—”The Forest Hill couple who adopted 30 kids.” Toronto Life. August 2020.

For a long time, I wasn’t sure what it meant to “love” someone. Is love a feeling one has toward someone? Is love a verb? Is it not so much a feeling, but something we do? How do you know when you love someone? Or, that they love you?

But, merely asking these questions also suggests a poverty. Don’t most people know that their parents, siblings and extended family love them? Isn’t it a given?

I cannot speak for others, but for me, right now, the key to understanding love is to look at those moments — when we chose to get married, have a child, and so forth — where we make a commitment to put someone else before ourselves over the long haul, over a life, without any guarantees that it’ll work out well, and a virtual certainty, that, for some period, it’ll be a bad bargain. Love is what transforms a bad bargain into a good one, where you give someone a blank check, the ability to ask for and get more than you have, and by some miracle, at the moment it is needed, you find there is enough in the bank to cover it, money you never knew you had.

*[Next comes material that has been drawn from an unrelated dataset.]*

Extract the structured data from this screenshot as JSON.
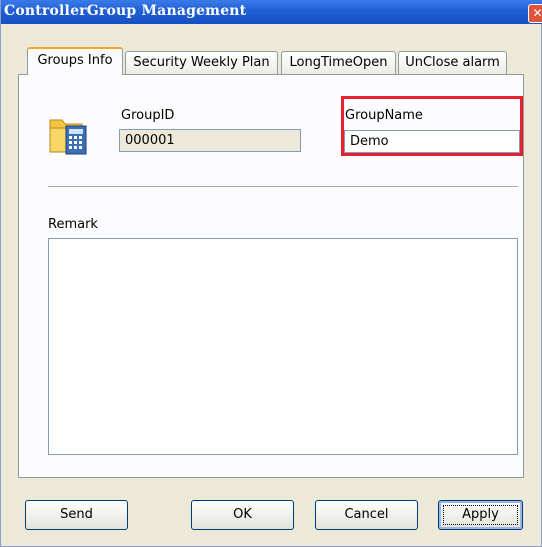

Risk Defines Love

Love, true love, makes possible what was previously impossible.

“In this short film from the UK director William Williamson, [French philosopher Alain] Badiou argues that today’s approach to relationships, with its consumerist tendency to focus on choice and compatibility, and the ingrained refrain to move on when things aren’t easy, means that we need a philosophical reckoning with how we think about love. To make his point very specific, Badiou points to the ever-growing prevalence of online dating services that claim to offer algorithmic matching of partners, a way of seeking love that, he thinks, drains love of one of its most vital qualities – chance.”

—William Williamson, “‘Defend love as a real, risky adventure’ – philosopher Alain Badiou on modern romance.Aeon. March 6, 2020.

Sometimes It Snows in April — Prince

Strangely, I first heard this version of this song. I don’t know why it took so long. It has quickly become a favorite.

“Sometimes it snows in April

Sometimes I feel so bad, so bad
Sometimes I wish that life was never ending,
But all good things, they say, never last

All good things they say, never last
And love, it isn’t love until it’s past”

Reading Harry Potter as a Sacred Text

“What if we take this seriously? What gifts is it going to give us if we love something, and we love it with rigor, and we love it with commitment?”

Reading Harry Potter as a Sacred Text

Strikes me as an important question for many things in our lives that we trivialize because they aren’t “important” enough. What happens when we choose to love something, whether it deserves it or not, and how does it change it/them/us in the process?

The only caveat is to try to love wisely. It’s impossible to know where love will lead us, but if the chances are good a love will lead us down a bad path, perhaps it would be better to choose a different one.

David Byrne on Love – Believer Magazine

“Love, it seems to me, is a joyous self-deception, practiced by two
people at the same time. No one is as wonderful as the object of one’s love appears to be, and yet who among us would trade that illusion for the truth? Being an illusion, it is not real, but despite not being something we can see or touch, feelings are as real as any physical object. So in that sense, love is absolutely real. Real and not real at the same time. Like some kind of quantum physics puzzle, it binds the universe.”

—David Byrne, “David Byrne in Conversation with David Byrne.” The Believer. August 1, 2019.